While there is always a common thread in my posts: exploring what makes us happy, I hope dear loyal readers you have figured out that like life, happyact.ca is a smorgasbord of content. Some weeks, it is a blog for foodies or commentary on work; other weeks it’s a travelogue or a humour column.

Some weeks it’s an advice column where I’m seeking advice for a problem or issue in my life. Other weeks, I’m sharing a tiny drop of inspiration or motivation. Either way, I hope you’ve enjoyed reading it and it’s helped you on your journey to be happy.

I know life gets busy and there is a good chance you may have missed some happy acts this year, so to help you overcome FOMO (fear of missing out), here is a reprise of my top ten favourite happy acts of 2018. I hope you keep reading every Sunday morning and continue on with me on this journey in 2019.

On travel and exploring

On being happy at work

For giggles

Motivation and inspiration

Happy New Year everyone and here’s to a happiness filled 2019.

The crappy act revisited

Dog with sunglasses
Our one dog now, the Bellediot–beautiful but stupid as a bag of hammers

My life is starting to resemble a country song. We had to put my old dog down, two of my appliances died, our car was in the shop and we got a ticket for parking in front of a hydrant, bills are piling up and to make matters worse, I’ve had a throat infection that’s only getting worse which means I’ll have to go back to the doctor for another appointment.

As Dave says, there are weeks when the happy act should really be The Crappy Act. It’s made me reflect on how to keep chipper when life gets you down. Here are a few things that work for me.

  • Taking care of myself. Easier said than done, but I’ve always been a huge advocate of listening to your body, and when I’m feeling poorly I try to slow down and take care of myself. Note to self: make another doctor’s appointment tomorrow.
  • Being grateful for what I have instead of what I’ve lost. I loved Murphy our old dog, but we still have our Great Pyrenees, Bella, the stupidest dog on the face of the planet. Even though her various nicknames range from Bella the Fart Smeller, to Bella the Drywall Eating Dog, to the Bellidiot, we still love her and I’m grateful my big fluffy polar bear of a dog is still here to greet me every night when I come home.
  • Remembering that no matter what challenges we are facing, there is someone sitting next to me dealing with far more serious issues. I was reminded of this twice this weekend.
  • Knowing this too shall pass.
  • Oh, and chocolate and ice cream don’t hurt either (and are cool on the throat).

Hope everyone else had a happy week….and thanks for the kind words about Murphy. Our gentle giant is in a happier place.

Hang out with happy people

Song album cover for Save yourself

Two weeks ago, I shared a post called Seven Habits of Highly Unhappy People.

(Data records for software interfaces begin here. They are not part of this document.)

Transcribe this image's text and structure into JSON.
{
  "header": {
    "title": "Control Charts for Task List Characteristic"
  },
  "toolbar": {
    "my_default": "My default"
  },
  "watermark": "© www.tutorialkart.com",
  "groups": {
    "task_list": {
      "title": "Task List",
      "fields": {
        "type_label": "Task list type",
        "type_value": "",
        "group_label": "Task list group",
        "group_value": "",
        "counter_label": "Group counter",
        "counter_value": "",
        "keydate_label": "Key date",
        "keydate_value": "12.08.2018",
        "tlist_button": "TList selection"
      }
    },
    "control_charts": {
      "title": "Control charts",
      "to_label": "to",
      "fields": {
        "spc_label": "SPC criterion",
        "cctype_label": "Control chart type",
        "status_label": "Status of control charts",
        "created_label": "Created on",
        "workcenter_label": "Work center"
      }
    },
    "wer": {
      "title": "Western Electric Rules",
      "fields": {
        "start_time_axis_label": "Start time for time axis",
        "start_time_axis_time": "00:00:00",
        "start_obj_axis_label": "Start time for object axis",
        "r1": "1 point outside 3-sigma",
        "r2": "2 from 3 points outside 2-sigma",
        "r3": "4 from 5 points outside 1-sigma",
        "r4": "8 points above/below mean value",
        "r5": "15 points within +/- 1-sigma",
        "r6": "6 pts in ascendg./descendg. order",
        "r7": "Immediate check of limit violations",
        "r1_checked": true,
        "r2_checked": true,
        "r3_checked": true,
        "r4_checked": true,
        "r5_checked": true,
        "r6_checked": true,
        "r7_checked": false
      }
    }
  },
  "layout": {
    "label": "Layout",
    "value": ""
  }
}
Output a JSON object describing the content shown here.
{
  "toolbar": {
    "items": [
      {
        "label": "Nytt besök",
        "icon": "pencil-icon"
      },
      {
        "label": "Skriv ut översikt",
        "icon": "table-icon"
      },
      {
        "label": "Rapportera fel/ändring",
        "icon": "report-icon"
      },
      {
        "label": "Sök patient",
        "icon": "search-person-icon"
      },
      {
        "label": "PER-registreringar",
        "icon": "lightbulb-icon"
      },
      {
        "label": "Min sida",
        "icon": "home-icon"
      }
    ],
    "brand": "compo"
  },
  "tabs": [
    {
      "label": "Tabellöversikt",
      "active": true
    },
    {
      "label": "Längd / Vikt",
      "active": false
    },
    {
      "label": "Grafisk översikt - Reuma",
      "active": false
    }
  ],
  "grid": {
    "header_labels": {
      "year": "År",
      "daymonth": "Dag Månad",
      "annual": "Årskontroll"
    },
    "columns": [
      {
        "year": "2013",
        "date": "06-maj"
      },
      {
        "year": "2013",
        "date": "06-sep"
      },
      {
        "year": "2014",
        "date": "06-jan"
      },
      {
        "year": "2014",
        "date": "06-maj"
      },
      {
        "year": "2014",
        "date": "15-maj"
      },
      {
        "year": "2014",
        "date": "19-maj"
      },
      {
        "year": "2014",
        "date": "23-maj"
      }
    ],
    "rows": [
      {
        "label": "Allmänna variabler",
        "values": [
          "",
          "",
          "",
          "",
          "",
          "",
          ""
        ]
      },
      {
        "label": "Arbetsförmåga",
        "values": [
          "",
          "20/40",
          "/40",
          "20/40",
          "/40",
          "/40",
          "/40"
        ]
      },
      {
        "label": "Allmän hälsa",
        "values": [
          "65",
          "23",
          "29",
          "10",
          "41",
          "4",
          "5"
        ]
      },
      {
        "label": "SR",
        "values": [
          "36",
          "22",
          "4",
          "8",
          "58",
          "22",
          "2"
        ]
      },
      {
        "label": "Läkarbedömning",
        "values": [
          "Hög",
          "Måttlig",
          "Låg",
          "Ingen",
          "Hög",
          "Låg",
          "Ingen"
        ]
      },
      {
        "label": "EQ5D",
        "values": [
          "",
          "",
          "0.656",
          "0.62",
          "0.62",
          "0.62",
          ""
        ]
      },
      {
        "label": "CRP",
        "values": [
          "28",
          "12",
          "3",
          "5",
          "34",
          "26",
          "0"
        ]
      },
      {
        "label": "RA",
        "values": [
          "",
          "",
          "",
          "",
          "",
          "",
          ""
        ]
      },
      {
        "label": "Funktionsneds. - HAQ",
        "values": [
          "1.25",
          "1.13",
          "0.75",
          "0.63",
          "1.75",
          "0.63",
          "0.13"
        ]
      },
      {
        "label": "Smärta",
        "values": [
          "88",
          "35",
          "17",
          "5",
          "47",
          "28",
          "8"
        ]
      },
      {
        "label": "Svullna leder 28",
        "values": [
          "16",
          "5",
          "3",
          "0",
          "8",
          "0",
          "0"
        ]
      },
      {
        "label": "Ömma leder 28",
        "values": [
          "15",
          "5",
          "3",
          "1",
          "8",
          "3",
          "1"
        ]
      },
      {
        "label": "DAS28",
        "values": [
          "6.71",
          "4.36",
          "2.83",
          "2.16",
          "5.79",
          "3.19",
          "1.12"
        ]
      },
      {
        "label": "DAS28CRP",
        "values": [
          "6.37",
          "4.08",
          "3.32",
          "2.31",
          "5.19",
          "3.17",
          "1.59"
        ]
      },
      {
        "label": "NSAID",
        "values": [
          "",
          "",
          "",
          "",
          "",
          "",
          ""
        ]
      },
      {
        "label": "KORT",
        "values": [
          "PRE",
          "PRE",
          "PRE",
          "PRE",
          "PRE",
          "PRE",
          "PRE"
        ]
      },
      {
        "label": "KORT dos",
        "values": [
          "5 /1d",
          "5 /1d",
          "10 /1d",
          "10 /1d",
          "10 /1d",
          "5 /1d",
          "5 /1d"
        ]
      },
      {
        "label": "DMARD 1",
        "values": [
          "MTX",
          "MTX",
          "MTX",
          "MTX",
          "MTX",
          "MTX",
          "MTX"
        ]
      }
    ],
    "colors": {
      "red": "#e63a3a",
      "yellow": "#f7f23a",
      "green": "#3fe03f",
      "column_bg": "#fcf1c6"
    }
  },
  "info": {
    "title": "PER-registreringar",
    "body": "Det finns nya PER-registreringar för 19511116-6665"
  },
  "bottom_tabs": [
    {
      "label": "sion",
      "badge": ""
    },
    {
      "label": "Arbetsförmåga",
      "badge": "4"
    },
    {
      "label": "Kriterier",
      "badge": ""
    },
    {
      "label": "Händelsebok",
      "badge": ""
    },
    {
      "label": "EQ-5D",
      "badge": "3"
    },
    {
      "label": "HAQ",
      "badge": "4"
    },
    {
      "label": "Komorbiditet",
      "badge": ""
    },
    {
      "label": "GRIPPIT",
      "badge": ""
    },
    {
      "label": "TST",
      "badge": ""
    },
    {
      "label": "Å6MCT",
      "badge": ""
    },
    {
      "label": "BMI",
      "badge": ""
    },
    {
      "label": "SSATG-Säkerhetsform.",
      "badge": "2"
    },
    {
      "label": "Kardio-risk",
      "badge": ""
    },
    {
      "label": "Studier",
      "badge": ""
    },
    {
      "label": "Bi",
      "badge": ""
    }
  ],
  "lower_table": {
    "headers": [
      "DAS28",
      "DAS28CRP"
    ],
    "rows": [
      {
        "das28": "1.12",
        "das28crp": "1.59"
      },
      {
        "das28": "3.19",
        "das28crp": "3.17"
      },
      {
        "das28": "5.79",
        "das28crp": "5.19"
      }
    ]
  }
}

As much as it’s important to avoid unhappy habits, it’s just as important to avoid hanging out with people who are pessimistic, focus too much on themselves and see themselves as victims in this world.

As Ed Sheeran in his beautiful song Save Yourself says, “human beings are destined to radiate or drain.”

This week’s #HappyAct is to surround yourself with people who are positive, bring out the best in you and who radiate. Avoid those who drain.

Live a right life

Saying live a right life

This week’s #HappyAct is courtesy of a colleague who posted this saying on his Instagram account, “Do everything with a good heart and expect nothing in return and you will never be disappointed.”

He said he has made many mistakes in his life (haven’t we all), learned many lessons and changed behaviours. His mantra from now on was going to be “live a right life”.

His words really spoke to me. I’m not sure how many people do things nowadays with a pure heart, expecting nothing in return.

Live a right life is going to be my mantra from now on too. Thanks for the inspiration, Paul.